_About this exercise_
Copy the entries exactly, leaving out nothing.

** Records to process follows **

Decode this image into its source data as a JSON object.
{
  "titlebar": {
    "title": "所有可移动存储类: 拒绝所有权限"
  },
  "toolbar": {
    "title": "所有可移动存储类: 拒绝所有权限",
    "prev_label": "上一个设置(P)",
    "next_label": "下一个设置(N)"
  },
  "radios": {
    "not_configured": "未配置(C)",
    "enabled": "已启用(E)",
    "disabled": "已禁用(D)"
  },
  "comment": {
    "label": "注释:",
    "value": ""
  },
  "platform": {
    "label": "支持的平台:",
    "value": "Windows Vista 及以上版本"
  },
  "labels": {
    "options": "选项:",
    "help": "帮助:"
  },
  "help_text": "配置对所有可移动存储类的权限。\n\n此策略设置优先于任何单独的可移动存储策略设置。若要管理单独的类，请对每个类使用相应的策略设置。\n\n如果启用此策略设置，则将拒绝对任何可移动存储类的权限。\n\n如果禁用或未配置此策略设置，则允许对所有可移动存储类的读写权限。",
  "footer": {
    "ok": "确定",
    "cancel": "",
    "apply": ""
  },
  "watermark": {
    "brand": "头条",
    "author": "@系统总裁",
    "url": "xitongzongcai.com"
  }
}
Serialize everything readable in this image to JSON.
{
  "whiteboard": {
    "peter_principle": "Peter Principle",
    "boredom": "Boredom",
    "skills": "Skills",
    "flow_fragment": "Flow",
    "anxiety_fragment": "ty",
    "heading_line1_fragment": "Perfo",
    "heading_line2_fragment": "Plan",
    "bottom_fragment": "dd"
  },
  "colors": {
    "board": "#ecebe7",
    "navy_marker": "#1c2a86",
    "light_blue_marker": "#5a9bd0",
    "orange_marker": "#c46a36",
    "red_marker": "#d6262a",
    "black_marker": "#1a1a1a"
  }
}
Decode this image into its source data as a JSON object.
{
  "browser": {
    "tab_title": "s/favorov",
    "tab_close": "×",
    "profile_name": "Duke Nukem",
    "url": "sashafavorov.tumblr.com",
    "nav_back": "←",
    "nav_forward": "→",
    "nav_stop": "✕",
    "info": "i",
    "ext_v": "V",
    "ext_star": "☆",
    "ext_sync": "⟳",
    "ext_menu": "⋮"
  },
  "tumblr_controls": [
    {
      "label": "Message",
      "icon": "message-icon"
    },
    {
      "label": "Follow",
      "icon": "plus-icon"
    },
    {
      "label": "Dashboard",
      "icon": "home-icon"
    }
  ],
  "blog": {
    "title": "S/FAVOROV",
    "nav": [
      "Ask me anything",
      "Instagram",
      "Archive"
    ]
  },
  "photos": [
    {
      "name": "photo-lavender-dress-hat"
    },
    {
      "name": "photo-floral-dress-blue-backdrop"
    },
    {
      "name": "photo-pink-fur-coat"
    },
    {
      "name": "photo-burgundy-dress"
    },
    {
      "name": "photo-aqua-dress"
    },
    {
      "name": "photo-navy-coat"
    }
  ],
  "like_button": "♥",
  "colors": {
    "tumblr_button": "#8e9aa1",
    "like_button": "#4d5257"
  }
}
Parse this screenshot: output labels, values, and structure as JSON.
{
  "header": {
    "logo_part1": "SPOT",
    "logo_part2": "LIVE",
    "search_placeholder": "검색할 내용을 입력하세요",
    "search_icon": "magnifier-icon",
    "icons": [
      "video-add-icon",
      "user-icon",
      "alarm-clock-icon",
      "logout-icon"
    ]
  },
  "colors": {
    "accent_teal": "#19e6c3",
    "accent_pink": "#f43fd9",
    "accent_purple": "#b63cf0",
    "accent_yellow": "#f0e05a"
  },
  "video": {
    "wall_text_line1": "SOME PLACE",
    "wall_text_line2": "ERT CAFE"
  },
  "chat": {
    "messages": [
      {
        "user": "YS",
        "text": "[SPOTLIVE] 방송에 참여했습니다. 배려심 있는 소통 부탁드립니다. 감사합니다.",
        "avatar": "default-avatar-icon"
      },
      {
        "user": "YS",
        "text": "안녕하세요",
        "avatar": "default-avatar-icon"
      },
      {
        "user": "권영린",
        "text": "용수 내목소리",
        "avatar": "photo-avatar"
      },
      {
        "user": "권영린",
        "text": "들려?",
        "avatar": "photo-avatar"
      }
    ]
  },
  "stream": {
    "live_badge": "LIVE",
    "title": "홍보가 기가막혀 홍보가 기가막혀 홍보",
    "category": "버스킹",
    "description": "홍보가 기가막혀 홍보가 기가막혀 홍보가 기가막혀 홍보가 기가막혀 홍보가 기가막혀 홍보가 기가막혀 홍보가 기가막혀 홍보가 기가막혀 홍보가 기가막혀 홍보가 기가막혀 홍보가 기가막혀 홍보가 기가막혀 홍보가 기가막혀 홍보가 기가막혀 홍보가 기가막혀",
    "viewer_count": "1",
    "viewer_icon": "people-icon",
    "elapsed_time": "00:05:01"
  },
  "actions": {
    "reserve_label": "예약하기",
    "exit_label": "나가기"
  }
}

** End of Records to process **

_Problem solution_
Decode this image into its source data as a JSON object.
{
  "titlebar": {
    "title": "所有可移动存储类: 拒绝所有权限"
  },
  "toolbar": {
    "title": "所有可移动存储类: 拒绝所有权限",
    "prev_label": "上一个设置(P)",
    "next_label": "下一个设置(N)"
  },
  "radios": {
    "not_configured": "未配置(C)",
    "enabled": "已启用(E)",
    "disabled": "已禁用(D)"
  },
  "comment": {
    "label": "注释:",
    "value": ""
  },
  "platform": {
    "label": "支持的平台:",
    "value": "Windows Vista 及以上版本"
  },
  "labels": {
    "options": "选项:",
    "help": "帮助:"
  },
  "help_text": "配置对所有可移动存储类的权限。\n\n此策略设置优先于任何单独的可移动存储策略设置。若要管理单独的类，请对每个类使用相应的策略设置。\n\n如果启用此策略设置，则将拒绝对任何可移动存储类的权限。\n\n如果禁用或未配置此策略设置，则允许对所有可移动存储类的读写权限。",
  "footer": {
    "ok": "确定",
    "cancel": "",
    "apply": ""
  },
  "watermark": {
    "brand": "头条",
    "author": "@系统总裁",
    "url": "xitongzongcai.com"
  }
}
Serialize everything readable in this image to JSON.
{
  "whiteboard": {
    "peter_principle": "Peter Principle",
    "boredom": "Boredom",
    "skills": "Skills",
    "flow_fragment": "Flow",
    "anxiety_fragment": "ty",
    "heading_line1_fragment": "Perfo",
    "heading_line2_fragment": "Plan",
    "bottom_fragment": "dd"
  },
  "colors": {
    "board": "#ecebe7",
    "navy_marker": "#1c2a86",
    "light_blue_marker": "#5a9bd0",
    "orange_marker": "#c46a36",
    "red_marker": "#d6262a",
    "black_marker": "#1a1a1a"
  }
}
Decode this image into its source data as a JSON object.
{
  "browser": {
    "tab_title": "s/favorov",
    "tab_close": "×",
    "profile_name": "Duke Nukem",
    "url": "sashafavorov.tumblr.com",
    "nav_back": "←",
    "nav_forward": "→",
    "nav_stop": "✕",
    "info": "i",
    "ext_v": "V",
    "ext_star": "☆",
    "ext_sync": "⟳",
    "ext_menu": "⋮"
  },
  "tumblr_controls": [
    {
      "label": "Message",
      "icon": "message-icon"
    },
    {
      "label": "Follow",
      "icon": "plus-icon"
    },
    {
      "label": "Dashboard",
      "icon": "home-icon"
    }
  ],
  "blog": {
    "title": "S/FAVOROV",
    "nav": [
      "Ask me anything",
      "Instagram",
      "Archive"
    ]
  },
  "photos": [
    {
      "name": "photo-lavender-dress-hat"
    },
    {
      "name": "photo-floral-dress-blue-backdrop"
    },
    {
      "name": "photo-pink-fur-coat"
    },
    {
      "name": "photo-burgundy-dress"
    },
    {
      "name": "photo-aqua-dress"
    },
    {
      "name": "photo-navy-coat"
    }
  ],
  "like_button": "♥",
  "colors": {
    "tumblr_button": "#8e9aa1",
    "like_button": "#4d5257"
  }
}
Parse this screenshot: output labels, values, and structure as JSON.
{
  "header": {
    "logo_part1": "SPOT",
    "logo_part2": "LIVE",
    "search_placeholder": "검색할 내용을 입력하세요",
    "search_icon": "magnifier-icon",
    "icons": [
      "video-add-icon",
      "user-icon",
      "alarm-clock-icon",
      "logout-icon"
    ]
  },
  "colors": {
    "accent_teal": "#19e6c3",
    "accent_pink": "#f43fd9",
    "accent_purple": "#b63cf0",
    "accent_yellow": "#f0e05a"
  },
  "video": {
    "wall_text_line1": "SOME PLACE",
    "wall_text_line2": "ERT CAFE"
  },
  "chat": {
    "messages": [
      {
        "user": "YS",
        "text": "[SPOTLIVE] 방송에 참여했습니다. 배려심 있는 소통 부탁드립니다. 감사합니다.",
        "avatar": "default-avatar-icon"
      },
      {
        "user": "YS",
        "text": "안녕하세요",
        "avatar": "default-avatar-icon"
      },
      {
        "user": "권영린",
        "text": "용수 내목소리",
        "avatar": "photo-avatar"
      },
      {
        "user": "권영린",
        "text": "들려?",
        "avatar": "photo-avatar"
      }
    ]
  },
  "stream": {
    "live_badge": "LIVE",
    "title": "홍보가 기가막혀 홍보가 기가막혀 홍보",
    "category": "버스킹",
    "description": "홍보가 기가막혀 홍보가 기가막혀 홍보가 기가막혀 홍보가 기가막혀 홍보가 기가막혀 홍보가 기가막혀 홍보가 기가막혀 홍보가 기가막혀 홍보가 기가막혀 홍보가 기가막혀 홍보가 기가막혀 홍보가 기가막혀 홍보가 기가막혀 홍보가 기가막혀 홍보가 기가막혀",
    "viewer_count": "1",
    "viewer_icon": "people-icon",
    "elapsed_time": "00:05:01"
  },
  "actions": {
    "reserve_label": "예약하기",
    "exit_label": "나가기"
  }
}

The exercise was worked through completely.